## Directions
Restate every line of the data word for word, except for the images.

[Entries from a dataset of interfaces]
·····
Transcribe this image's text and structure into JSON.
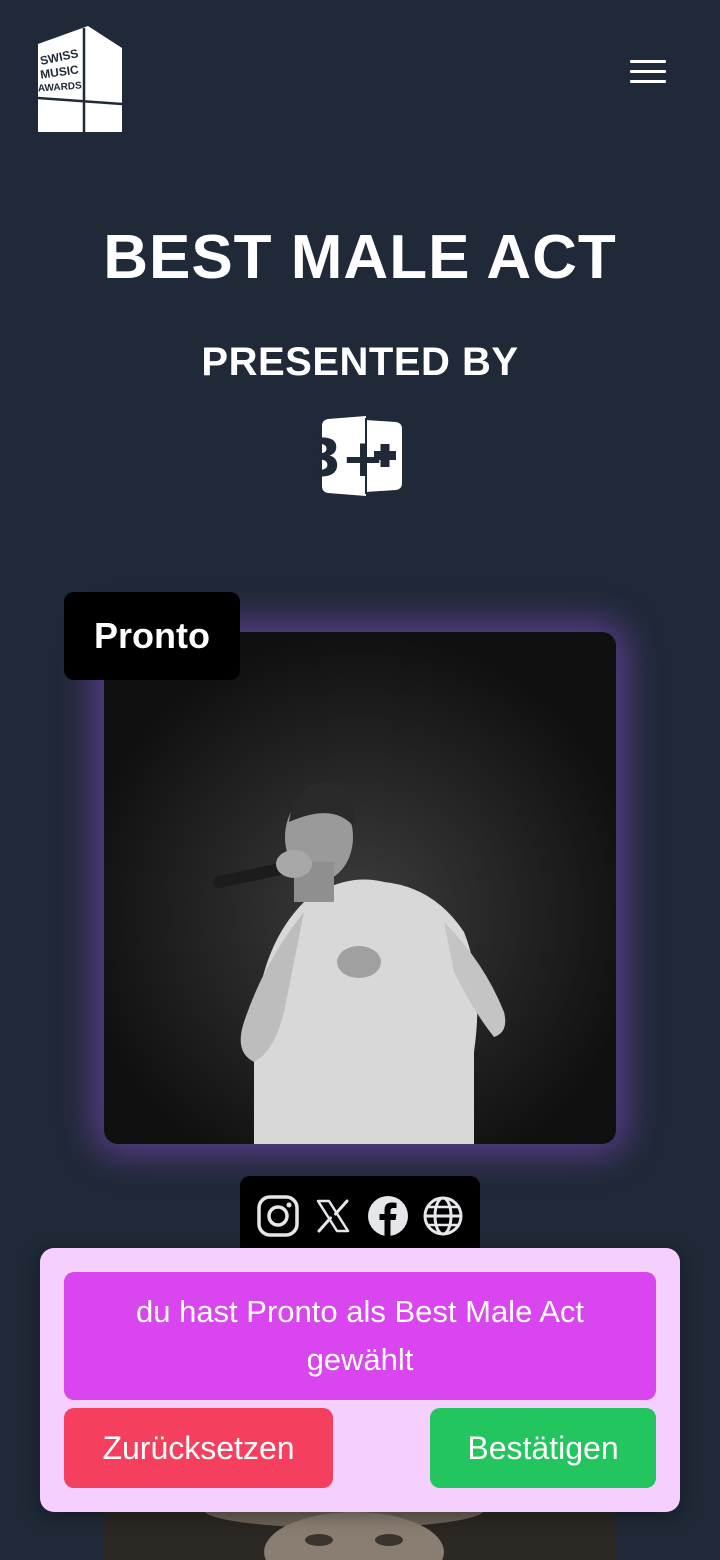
{
  "header": {
    "logo_lines": [
      "SWISS",
      "MUSIC",
      "AWARDS"
    ],
    "menu_icon": "hamburger-menu-icon"
  },
  "category": {
    "title": "BEST MALE ACT",
    "presented_by": "PRESENTED BY",
    "sponsor_logo": "3+"
  },
  "nominee": {
    "name": "Pronto",
    "social_icons": [
      "instagram-icon",
      "x-icon",
      "facebook-icon",
      "globe-icon"
    ]
  },
  "vote_panel": {
    "message": "du hast Pronto als Best Male Act gewählt",
    "reset_label": "Zurücksetzen",
    "confirm_label": "Bestätigen"
  },
  "colors": {
    "background": "#1f2937",
    "panel": "#f5d0fe",
    "message": "#d946ef",
    "reset": "#f43f5e",
    "confirm": "#22c55e",
    "glow": "#a855f7"
  }
}
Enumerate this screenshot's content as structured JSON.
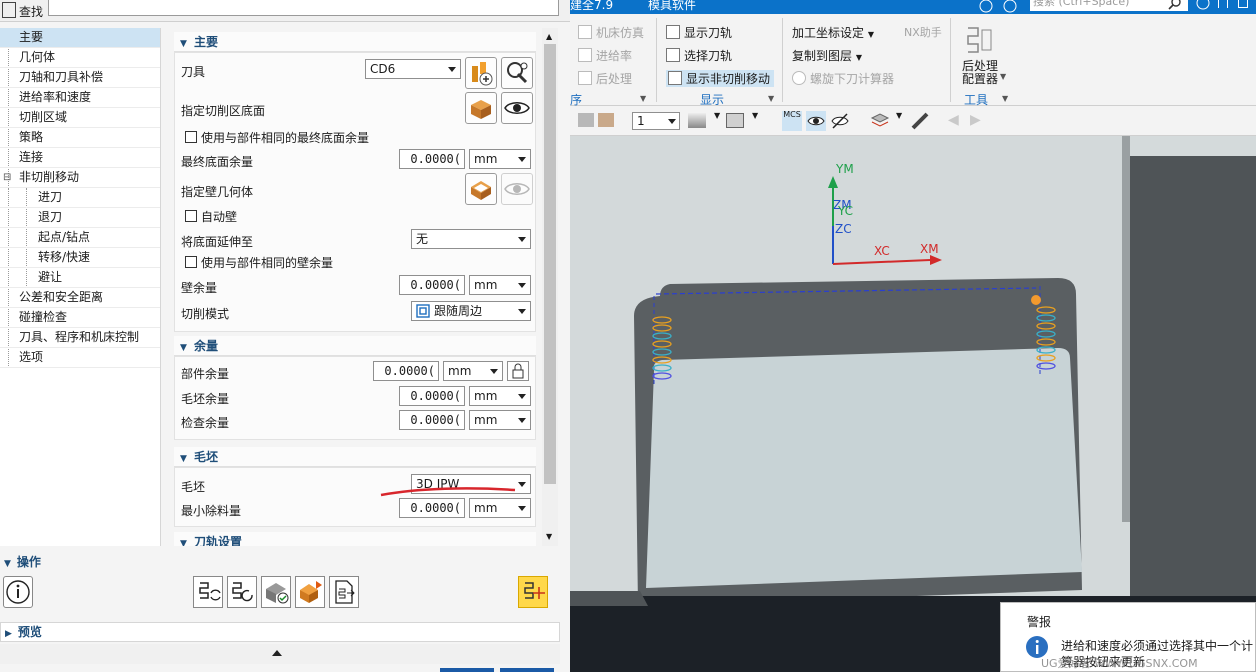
{
  "search": {
    "label": "查找",
    "value": ""
  },
  "nav": {
    "items": [
      {
        "label": "主要",
        "level": 0,
        "selected": true
      },
      {
        "label": "几何体",
        "level": 0
      },
      {
        "label": "刀轴和刀具补偿",
        "level": 0
      },
      {
        "label": "进给率和速度",
        "level": 0
      },
      {
        "label": "切削区域",
        "level": 0
      },
      {
        "label": "策略",
        "level": 0
      },
      {
        "label": "连接",
        "level": 0
      },
      {
        "label": "非切削移动",
        "level": 0,
        "expander": "⊟"
      },
      {
        "label": "进刀",
        "level": 1
      },
      {
        "label": "退刀",
        "level": 1
      },
      {
        "label": "起点/钻点",
        "level": 1
      },
      {
        "label": "转移/快速",
        "level": 1
      },
      {
        "label": "避让",
        "level": 1
      },
      {
        "label": "公差和安全距离",
        "level": 0
      },
      {
        "label": "碰撞检查",
        "level": 0
      },
      {
        "label": "刀具、程序和机床控制",
        "level": 0
      },
      {
        "label": "选项",
        "level": 0
      }
    ]
  },
  "main_section": {
    "title": "主要",
    "tool_label": "刀具",
    "tool_value": "CD6",
    "floor_label": "指定切削区底面",
    "use_final_floor_label": "使用与部件相同的最终底面余量",
    "final_floor_label": "最终底面余量",
    "final_floor_value": "0.0000(",
    "final_floor_unit": "mm",
    "wall_geom_label": "指定壁几何体",
    "auto_wall_label": "自动壁",
    "extend_floor_label": "将底面延伸至",
    "extend_floor_value": "无",
    "use_wall_stock_label": "使用与部件相同的壁余量",
    "wall_stock_label": "壁余量",
    "wall_stock_value": "0.0000(",
    "wall_stock_unit": "mm",
    "cut_mode_label": "切削模式",
    "cut_mode_value": "跟随周边"
  },
  "stock_section": {
    "title": "余量",
    "part_label": "部件余量",
    "part_value": "0.0000(",
    "part_unit": "mm",
    "blank_label": "毛坯余量",
    "blank_value": "0.0000(",
    "blank_unit": "mm",
    "check_label": "检查余量",
    "check_value": "0.0000(",
    "check_unit": "mm"
  },
  "blank_section": {
    "title": "毛坯",
    "blank_label": "毛坯",
    "blank_value": "3D IPW",
    "min_removal_label": "最小除料量",
    "min_removal_value": "0.0000(",
    "min_removal_unit": "mm"
  },
  "path_section": {
    "title": "刀轨设置"
  },
  "operations": {
    "title": "操作"
  },
  "preview": {
    "title": "预览"
  },
  "titlebar": {
    "left_text": "建全7.9",
    "center_text": "模具软件",
    "search_placeholder": "搜索 (Ctrl+Space)"
  },
  "ribbon": {
    "left_items": [
      "机床仿真",
      "进给率",
      "后处理"
    ],
    "display_items": [
      "显示刀轨",
      "选择刀轨",
      "显示非切削移动"
    ],
    "display_group": "显示",
    "csys_item": "加工坐标设定",
    "copy_layer_item": "复制到图层",
    "helix_item": "螺旋下刀计算器",
    "nx_helper": "NX助手",
    "post_config_line1": "后处理",
    "post_config_line2": "配置器",
    "tools_group": "工具",
    "left_group_fragment": "序"
  },
  "toolbar2": {
    "layer_value": "1",
    "mcs_label": "MCS"
  },
  "viewport": {
    "axes": {
      "ym": "YM",
      "zm": "ZM",
      "yc": "YC",
      "zc": "ZC",
      "xc": "XC",
      "xm": "XM"
    }
  },
  "alert": {
    "title": "警报",
    "message_line1": "进给和速度必须通过选择其中一个计",
    "message_line2": "算器按钮来更新",
    "watermark": "UG爱好者 WWW.UGSNX.COM"
  },
  "colors": {
    "accent": "#1f6fbf",
    "titlebar": "#0b72c9",
    "axis_green": "#1ea04a",
    "axis_blue": "#2050c8",
    "axis_red": "#d22a2a"
  }
}
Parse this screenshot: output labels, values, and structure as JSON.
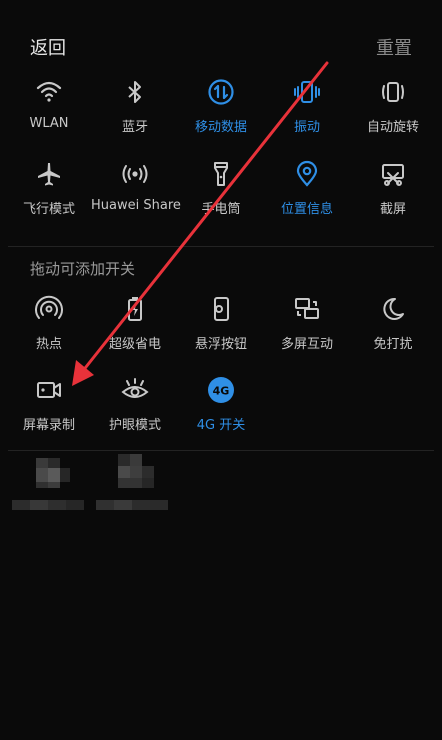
{
  "header": {
    "back_label": "返回",
    "reset_label": "重置"
  },
  "active_color": "#2f8fe6",
  "inactive_color": "#c8c8c8",
  "toggles_row1": [
    {
      "label": "WLAN",
      "icon": "wifi-icon",
      "active": false
    },
    {
      "label": "蓝牙",
      "icon": "bluetooth-icon",
      "active": false
    },
    {
      "label": "移动数据",
      "icon": "mobile-data-icon",
      "active": true
    },
    {
      "label": "振动",
      "icon": "vibrate-icon",
      "active": true
    },
    {
      "label": "自动旋转",
      "icon": "auto-rotate-icon",
      "active": false
    }
  ],
  "toggles_row2": [
    {
      "label": "飞行模式",
      "icon": "airplane-icon",
      "active": false
    },
    {
      "label": "Huawei Share",
      "icon": "huawei-share-icon",
      "active": false
    },
    {
      "label": "手电筒",
      "icon": "flashlight-icon",
      "active": false
    },
    {
      "label": "位置信息",
      "icon": "location-icon",
      "active": true
    },
    {
      "label": "截屏",
      "icon": "screenshot-icon",
      "active": false
    }
  ],
  "section_title": "拖动可添加开关",
  "extra_row1": [
    {
      "label": "热点",
      "icon": "hotspot-icon",
      "active": false
    },
    {
      "label": "超级省电",
      "icon": "power-saving-icon",
      "active": false
    },
    {
      "label": "悬浮按钮",
      "icon": "floating-button-icon",
      "active": false
    },
    {
      "label": "多屏互动",
      "icon": "multi-screen-icon",
      "active": false
    },
    {
      "label": "免打扰",
      "icon": "do-not-disturb-icon",
      "active": false
    }
  ],
  "extra_row2": [
    {
      "label": "屏幕录制",
      "icon": "screen-record-icon",
      "active": false
    },
    {
      "label": "护眼模式",
      "icon": "eye-comfort-icon",
      "active": false
    },
    {
      "label": "4G 开关",
      "icon": "4g-icon",
      "active": true,
      "icon_text": "4G"
    }
  ],
  "annotation_arrow_color": "#e8323a"
}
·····
## Written answer
Transcribe this image's text and structure into JSON.
{
  "header": {
    "logo_lines": [
      "SWISS",
      "MUSIC",
      "AWARDS"
    ],
    "menu_icon": "hamburger-menu-icon"
  },
  "category": {
    "title": "BEST MALE ACT",
    "presented_by": "PRESENTED BY",
    "sponsor_logo": "3+"
  },
  "nominee": {
    "name": "Pronto",
    "social_icons": [
      "instagram-icon",
      "x-icon",
      "facebook-icon",
      "globe-icon"
    ]
  },
  "vote_panel": {
    "message": "du hast Pronto als Best Male Act gewählt",
    "reset_label": "Zurücksetzen",
    "confirm_label": "Bestätigen"
  },
  "colors": {
    "background": "#1f2937",
    "panel": "#f5d0fe",
    "message": "#d946ef",
    "reset": "#f43f5e",
    "confirm": "#22c55e",
    "glow": "#a855f7"
  }
}
Enumerate this screenshot's content as structured JSON.
{
  "search": {
    "label": "查找",
    "value": ""
  },
  "nav": {
    "items": [
      {
        "label": "主要",
        "level": 0,
        "selected": true
      },
      {
        "label": "几何体",
        "level": 0
      },
      {
        "label": "刀轴和刀具补偿",
        "level": 0
      },
      {
        "label": "进给率和速度",
        "level": 0
      },
      {
        "label": "切削区域",
        "level": 0
      },
      {
        "label": "策略",
        "level": 0
      },
      {
        "label": "连接",
        "level": 0
      },
      {
        "label": "非切削移动",
        "level": 0,
        "expander": "⊟"
      },
      {
        "label": "进刀",
        "level": 1
      },
      {
        "label": "退刀",
        "level": 1
      },
      {
        "label": "起点/钻点",
        "level": 1
      },
      {
        "label": "转移/快速",
        "level": 1
      },
      {
        "label": "避让",
        "level": 1
      },
      {
        "label": "公差和安全距离",
        "level": 0
      },
      {
        "label": "碰撞检查",
        "level": 0
      },
      {
        "label": "刀具、程序和机床控制",
        "level": 0
      },
      {
        "label": "选项",
        "level": 0
      }
    ]
  },
  "main_section": {
    "title": "主要",
    "tool_label": "刀具",
    "tool_value": "CD6",
    "floor_label": "指定切削区底面",
    "use_final_floor_label": "使用与部件相同的最终底面余量",
    "final_floor_label": "最终底面余量",
    "final_floor_value": "0.0000(",
    "final_floor_unit": "mm",
    "wall_geom_label": "指定壁几何体",
    "auto_wall_label": "自动壁",
    "extend_floor_label": "将底面延伸至",
    "extend_floor_value": "无",
    "use_wall_stock_label": "使用与部件相同的壁余量",
    "wall_stock_label": "壁余量",
    "wall_stock_value": "0.0000(",
    "wall_stock_unit": "mm",
    "cut_mode_label": "切削模式",
    "cut_mode_value": "跟随周边"
  },
  "stock_section": {
    "title": "余量",
    "part_label": "部件余量",
    "part_value": "0.0000(",
    "part_unit": "mm",
    "blank_label": "毛坯余量",
    "blank_value": "0.0000(",
    "blank_unit": "mm",
    "check_label": "检查余量",
    "check_value": "0.0000(",
    "check_unit": "mm"
  },
  "blank_section": {
    "title": "毛坯",
    "blank_label": "毛坯",
    "blank_value": "3D IPW",
    "min_removal_label": "最小除料量",
    "min_removal_value": "0.0000(",
    "min_removal_unit": "mm"
  },
  "path_section": {
    "title": "刀轨设置"
  },
  "operations": {
    "title": "操作"
  },
  "preview": {
    "title": "预览"
  },
  "titlebar": {
    "left_text": "建全7.9",
    "center_text": "模具软件",
    "search_placeholder": "搜索 (Ctrl+Space)"
  },
  "ribbon": {
    "left_items": [
      "机床仿真",
      "进给率",
      "后处理"
    ],
    "display_items": [
      "显示刀轨",
      "选择刀轨",
      "显示非切削移动"
    ],
    "display_group": "显示",
    "csys_item": "加工坐标设定",
    "copy_layer_item": "复制到图层",
    "helix_item": "螺旋下刀计算器",
    "nx_helper": "NX助手",
    "post_config_line1": "后处理",
    "post_config_line2": "配置器",
    "tools_group": "工具",
    "left_group_fragment": "序"
  },
  "toolbar2": {
    "layer_value": "1",
    "mcs_label": "MCS"
  },
  "viewport": {
    "axes": {
      "ym": "YM",
      "zm": "ZM",
      "yc": "YC",
      "zc": "ZC",
      "xc": "XC",
      "xm": "XM"
    }
  },
  "alert": {
    "title": "警报",
    "message_line1": "进给和速度必须通过选择其中一个计",
    "message_line2": "算器按钮来更新",
    "watermark": "UG爱好者 WWW.UGSNX.COM"
  },
  "colors": {
    "accent": "#1f6fbf",
    "titlebar": "#0b72c9",
    "axis_green": "#1ea04a",
    "axis_blue": "#2050c8",
    "axis_red": "#d22a2a"
  }
}
Parse this screenshot: output labels, values, and structure as JSON.
{
  "header": {
    "back_label": "返回",
    "reset_label": "重置"
  },
  "active_color": "#2f8fe6",
  "inactive_color": "#c8c8c8",
  "toggles_row1": [
    {
      "label": "WLAN",
      "icon": "wifi-icon",
      "active": false
    },
    {
      "label": "蓝牙",
      "icon": "bluetooth-icon",
      "active": false
    },
    {
      "label": "移动数据",
      "icon": "mobile-data-icon",
      "active": true
    },
    {
      "label": "振动",
      "icon": "vibrate-icon",
      "active": true
    },
    {
      "label": "自动旋转",
      "icon": "auto-rotate-icon",
      "active": false
    }
  ],
  "toggles_row2": [
    {
      "label": "飞行模式",
      "icon": "airplane-icon",
      "active": false
    },
    {
      "label": "Huawei Share",
      "icon": "huawei-share-icon",
      "active": false
    },
    {
      "label": "手电筒",
      "icon": "flashlight-icon",
      "active": false
    },
    {
      "label": "位置信息",
      "icon": "location-icon",
      "active": true
    },
    {
      "label": "截屏",
      "icon": "screenshot-icon",
      "active": false
    }
  ],
  "section_title": "拖动可添加开关",
  "extra_row1": [
    {
      "label": "热点",
      "icon": "hotspot-icon",
      "active": false
    },
    {
      "label": "超级省电",
      "icon": "power-saving-icon",
      "active": false
    },
    {
      "label": "悬浮按钮",
      "icon": "floating-button-icon",
      "active": false
    },
    {
      "label": "多屏互动",
      "icon": "multi-screen-icon",
      "active": false
    },
    {
      "label": "免打扰",
      "icon": "do-not-disturb-icon",
      "active": false
    }
  ],
  "extra_row2": [
    {
      "label": "屏幕录制",
      "icon": "screen-record-icon",
      "active": false
    },
    {
      "label": "护眼模式",
      "icon": "eye-comfort-icon",
      "active": false
    },
    {
      "label": "4G 开关",
      "icon": "4g-icon",
      "active": true,
      "icon_text": "4G"
    }
  ],
  "annotation_arrow_color": "#e8323a"
}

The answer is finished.